Harsh dismissals during covid

I have been taken aback by the Fair Work Commission’s general attitude to some unfair dismissal cases with covid implications. I have had no difficulty with the Commission holding that a failure by an employee to become vaccinated against covid 19 is a valid reason for dismissal in those circumstances where the employer is merely complying with public health orders and not permitting unvaccinated employees to enter workplaces and thus those employees are therefore unable to meet the inherent requirements of the job.

However as it seems to me it is quite another matter to conclude, as the Commission without more has routinely done, that it follows as night follows day that such a dismissal is not harsh, unjust and unreasonable in cases where the employer does not offer up reasons why it would be unreasonable to keep the employee on its books until the employee can lawfully return to work.

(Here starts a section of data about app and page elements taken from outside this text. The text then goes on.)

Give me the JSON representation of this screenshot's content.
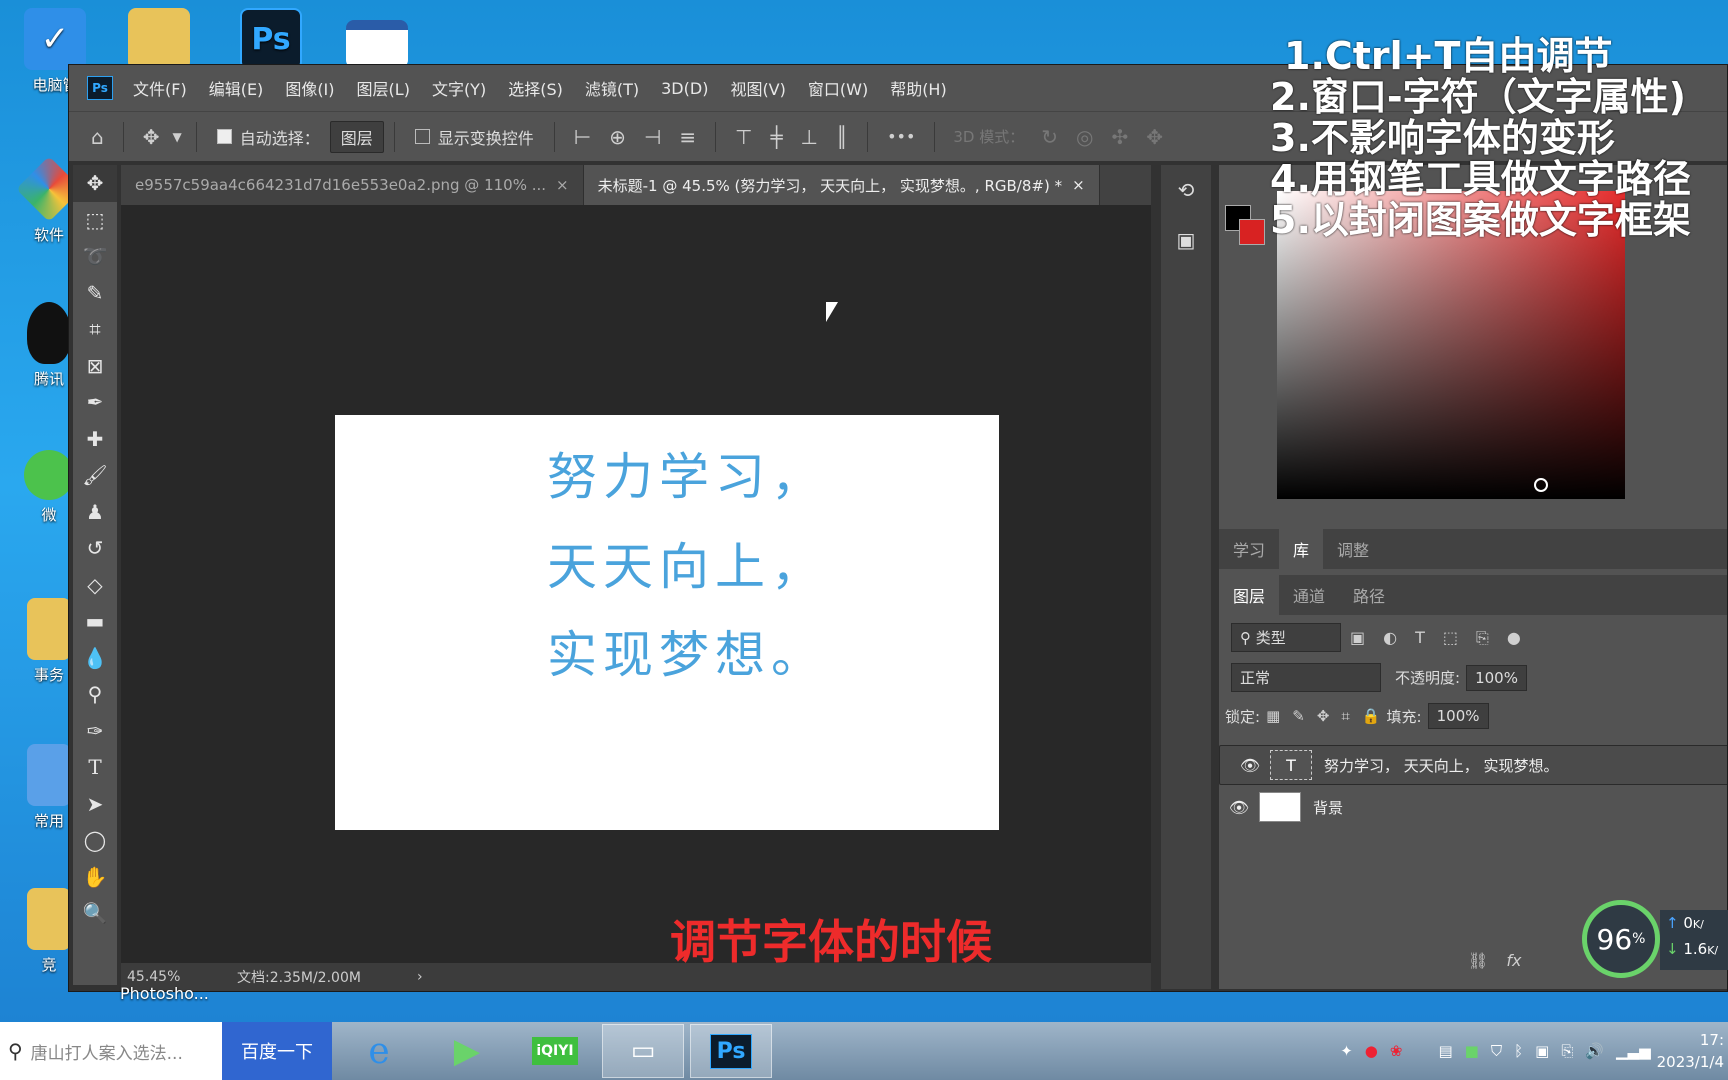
{
  "desktop": {
    "icons": [
      {
        "label": "电脑管",
        "icon": "shield-icon",
        "color": "#2f8fe8"
      },
      {
        "label": "",
        "icon": "folder-icon",
        "color": "#e8c35a"
      },
      {
        "label": "",
        "icon": "photoshop-icon",
        "color": "#0b1c2c"
      },
      {
        "label": "",
        "icon": "psd-file-icon",
        "color": "#ffffff"
      },
      {
        "label": "软件",
        "icon": "software-icon",
        "color": "#e84a3a"
      },
      {
        "label": "腾讯",
        "icon": "qq-icon",
        "color": "#111111"
      },
      {
        "label": "微",
        "icon": "wechat-icon",
        "color": "#4cc24c"
      },
      {
        "label": "事务",
        "icon": "folder-icon",
        "color": "#e8c35a"
      },
      {
        "label": "常用",
        "icon": "folder-icon",
        "color": "#5aa0e8"
      },
      {
        "label": "竞",
        "icon": "folder-icon",
        "color": "#e8c35a"
      }
    ],
    "ps_label": "Photosho..."
  },
  "photoshop": {
    "logo": "Ps",
    "menu": [
      "文件(F)",
      "编辑(E)",
      "图像(I)",
      "图层(L)",
      "文字(Y)",
      "选择(S)",
      "滤镜(T)",
      "3D(D)",
      "视图(V)",
      "窗口(W)",
      "帮助(H)"
    ],
    "options": {
      "auto_select_label": "自动选择：",
      "auto_select_value": "图层",
      "show_transform_label": "显示变换控件",
      "more": "•••",
      "mode_3d": "3D 模式："
    },
    "tabs": [
      {
        "title": "e9557c59aa4c664231d7d16e553e0a2.png @ 110% ...",
        "close": "×"
      },
      {
        "title": "未标题-1 @ 45.5% (努力学习， 天天向上， 实现梦想。, RGB/8#) *",
        "close": "×"
      }
    ],
    "document_lines": [
      "努力学习，",
      "天天向上，",
      "实现梦想。"
    ],
    "status": {
      "zoom": "45.45%",
      "doc": "文档:2.35M/2.00M",
      "arrow": "›"
    },
    "panel_tabs_top": [
      "学习",
      "库",
      "调整"
    ],
    "panel_tabs_layers": [
      "图层",
      "通道",
      "路径"
    ],
    "layers_panel": {
      "filter_label": "类型",
      "blend_mode": "正常",
      "opacity_label": "不透明度:",
      "opacity_value": "100%",
      "lock_label": "锁定:",
      "fill_label": "填充:",
      "fill_value": "100%",
      "layers": [
        {
          "name": "努力学习， 天天向上， 实现梦想。",
          "thumb": "T",
          "selected": true
        },
        {
          "name": "背景",
          "thumb": "",
          "selected": false
        }
      ],
      "fx": "fx"
    }
  },
  "overlay": {
    "notes": [
      "1.Ctrl+T自由调节",
      "2.窗口-字符（文字属性)",
      "3.不影响字体的变形",
      "4.用钢笔工具做文字路径",
      "5.以封闭图案做文字框架"
    ],
    "caption": "调节字体的时候"
  },
  "widget": {
    "percent": "96",
    "unit": "%",
    "up": "0",
    "down": "1.6",
    "up_unit": "K/",
    "down_unit": "K/"
  },
  "taskbar": {
    "search_placeholder": "唐山打人案入选法...",
    "search_button": "百度一下",
    "apps": [
      "ie-icon",
      "player-icon",
      "iqiyi-icon",
      "notepad-icon",
      "photoshop-icon"
    ],
    "iqiyi_text": "iQIYI",
    "ps_text": "Ps",
    "clock_time": "17:",
    "clock_date": "2023/1/4"
  }
}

I would have a different view about this if there was evidence to this effect produced by the employer. For example I have been advised by a workers compensation insurer that an entity’s premiums would not be greater merely because some employee’s are on leave pending being able to return to the workplace.

Here is an example.

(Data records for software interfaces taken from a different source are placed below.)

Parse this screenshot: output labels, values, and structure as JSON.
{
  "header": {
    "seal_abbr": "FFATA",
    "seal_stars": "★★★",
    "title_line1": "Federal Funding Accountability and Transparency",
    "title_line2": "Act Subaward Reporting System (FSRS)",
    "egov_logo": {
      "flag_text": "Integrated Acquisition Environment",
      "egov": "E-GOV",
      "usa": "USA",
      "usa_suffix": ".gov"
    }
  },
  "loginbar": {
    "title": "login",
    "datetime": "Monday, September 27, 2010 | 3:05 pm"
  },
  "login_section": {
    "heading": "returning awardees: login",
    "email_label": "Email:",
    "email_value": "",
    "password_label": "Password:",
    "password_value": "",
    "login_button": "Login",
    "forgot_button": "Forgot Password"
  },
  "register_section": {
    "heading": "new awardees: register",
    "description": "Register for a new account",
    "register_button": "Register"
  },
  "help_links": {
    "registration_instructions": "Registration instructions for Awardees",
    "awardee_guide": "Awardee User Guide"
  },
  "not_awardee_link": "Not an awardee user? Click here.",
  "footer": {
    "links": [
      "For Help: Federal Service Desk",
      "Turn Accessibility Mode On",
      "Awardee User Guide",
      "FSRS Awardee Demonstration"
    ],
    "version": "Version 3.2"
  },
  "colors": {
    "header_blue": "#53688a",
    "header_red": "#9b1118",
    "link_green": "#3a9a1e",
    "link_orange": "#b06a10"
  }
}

“Harsh, Unjust, or Unreasonable?

[62] I have made findings in relation to each matter specified in section 387 of the Act as relevant. I must consider and give due weight to each as a fundamental element, as well as the doctrine of fairness, in determining whether the termination was harsh, unjust, or unreasonable. 18 Having considered each of the matters specified in section 387 of the Act, and fairness in the circumstances, I am satisfied that the dismissal of the Applicant was not harsh, unjust, or unreasonable.

[63] The Respondent had a valid reason for termination as the Applicant could no longer perform the inherent requirement of his position as he was no longer able to lawfully attend the work site.

[64] The Applicant was aware of the choices available to him and exercised his choice to not become vaccinated or provide evidence of his vaccination, the Commission notes that choice was open to him to make and passes no judgement in that regard. However, the Applicant’s choice put the Respondent in the position where they could not lawfully allow him to attend the work site.

[65] At the time of making the decision to terminate the Applicant’s employment, the Respondent had no time frame as to when (or if) the Directions would be lifted. Therefore, it was not unreasonable for the Respondent terminate the Applicant as opposed to have the Applicant on some form of paid or unpaid leave for an indefinite period. A valid reason for dismissal arose, the Applicant was afforded procedural fairness, and the Respondent determined it would terminate the Applicant.

Conclusion

[66] Not being satisfied that the dismissal was harsh, unjust or unreasonable, I am not satisfied that the Applicant was unfairly dismissed within the meaning of section 385 of the Act. The Applicant’s application is therefore dismissed, an Order has been issued. 19”

McIlwain v Woolworths Group Limited  (2022) FWC 3060 delivered 28 November 2022 per Schneider C